Ali Mohammed Shaheed at his work station, front angle.
Ali Muhammed Shaheed at his work station, front angle.

Muhammad also cites other Amphion offerings that are a potential fit for engineers working in smaller spaces or on a more limited budget. “I got a pair of the One12s for the road because at the time I was traveling and needed something that was really portable but still high quality,” he says. “They sound really good.”

High quality, high speed
For Muhammad, the gains in workflow efficiency since working with Amphion monitors have become critical as he and his collaborator Adrian Young have become further entrenched in the world of film and TV scoring. “When you’re working on TV shows, the speed of return that’s expected is very quick,” he explains. “They might give you a picture that’s 55 minutes long with 42 minutes of music and say ‘We need this music in 4 days.’ So you don’t have a lot of time to spend on the mix.” The uncompromising accuracy of the Two18s helps Muhammad make EQ, compression, and level choices right the first time. “It’s vital that you know what you’re hearing when you’re working at this speed,” he says. “With the Amphions I know exactly what’s going on and can decide quickly what adjustments I need to make, so I’m able to get the music done and off to the producers.”

Ali Shaheed Mohammed seated at his work station, rear view.
Ali Shaheed Muhammed seated at his work station, rear view.

Universal translation
Translation is another key piece of the puzzle for his scoring work. “With TV, there are many playback mediums that people could be listening through,” Muhammad says. “Some will be listening on their smart TV with basic stereo and not the best speaker components, some have very elaborate surround systems, and others will be listening on their earbuds or laptop, streaming a show while they’re on their way to work.

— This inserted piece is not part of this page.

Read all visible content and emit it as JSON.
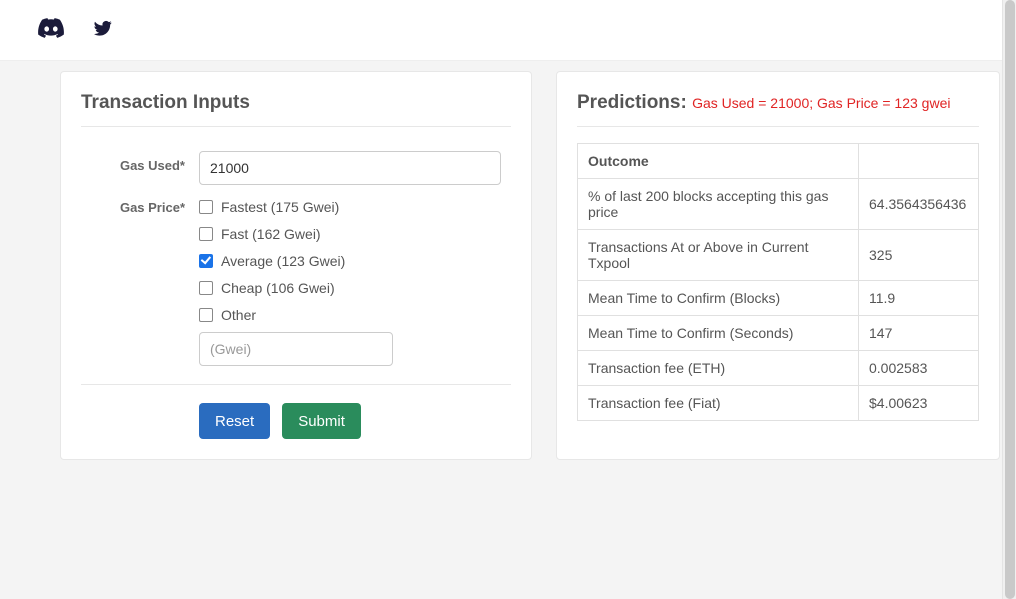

It’s very important for us when we’re recording and mixing that we’re hearing the full spectrum of frequencies because that gives our mixes the best chance of translating to all these different environments.”

When it comes to film for theatrical release, Muhammad uses the clarity and dynamics detail of his Two18s and bass extension system to maximize the impact of his work. “With film I try to take advantage of the big, high end speaker systems that a lot of theaters have,” he says. “You want your music to be impactful and punch where it needs to. When I’m mixing an element that’s very high and very soft, I want it to just gently reach out and touch people, whereas when something needs to be very impactful and loud, I want it to hit but not spike in a way that hurts people’s ears or fails to blend in with the bigger picture. So having a monitor system that allows you to hear and make these choices and create balance very quickly and efficiently really lets you achieve that wide dynamic range.”

Ali Shaheed Mohammed at his work station, side view.
Ali Shaheed Muhammed at his work station, side view.

Passion for the music
Muhammad finds that his Amphion speakers allow him to appreciate long-time influences anew, drawing inspiration for his creative process. “I’ll go into the studio sometimes not even to work but just to listen to songs that I haven’t heard in a long time for the pleasure of it,” he says. “It sounds so good, and that turns into another level of inspiration.” He also appreciates the engagement he has with the Amphion team. “They are really great individuals,” he says. “To meet the people who make these products and hear about their passion and goals– I can draw a lot of parallels to my approach to making music. And the results of that passion really comes across in the way their products perform.” For Muhammad, sharing his experience is a means of inviting others into a path to artistic fulfillment. “I know for a fact that if you get the right monitors in your room you’re more than halfway to the finish line,” he says, “and that’s something I want to impress younger people in the industry.”

For more information about Amphion Two18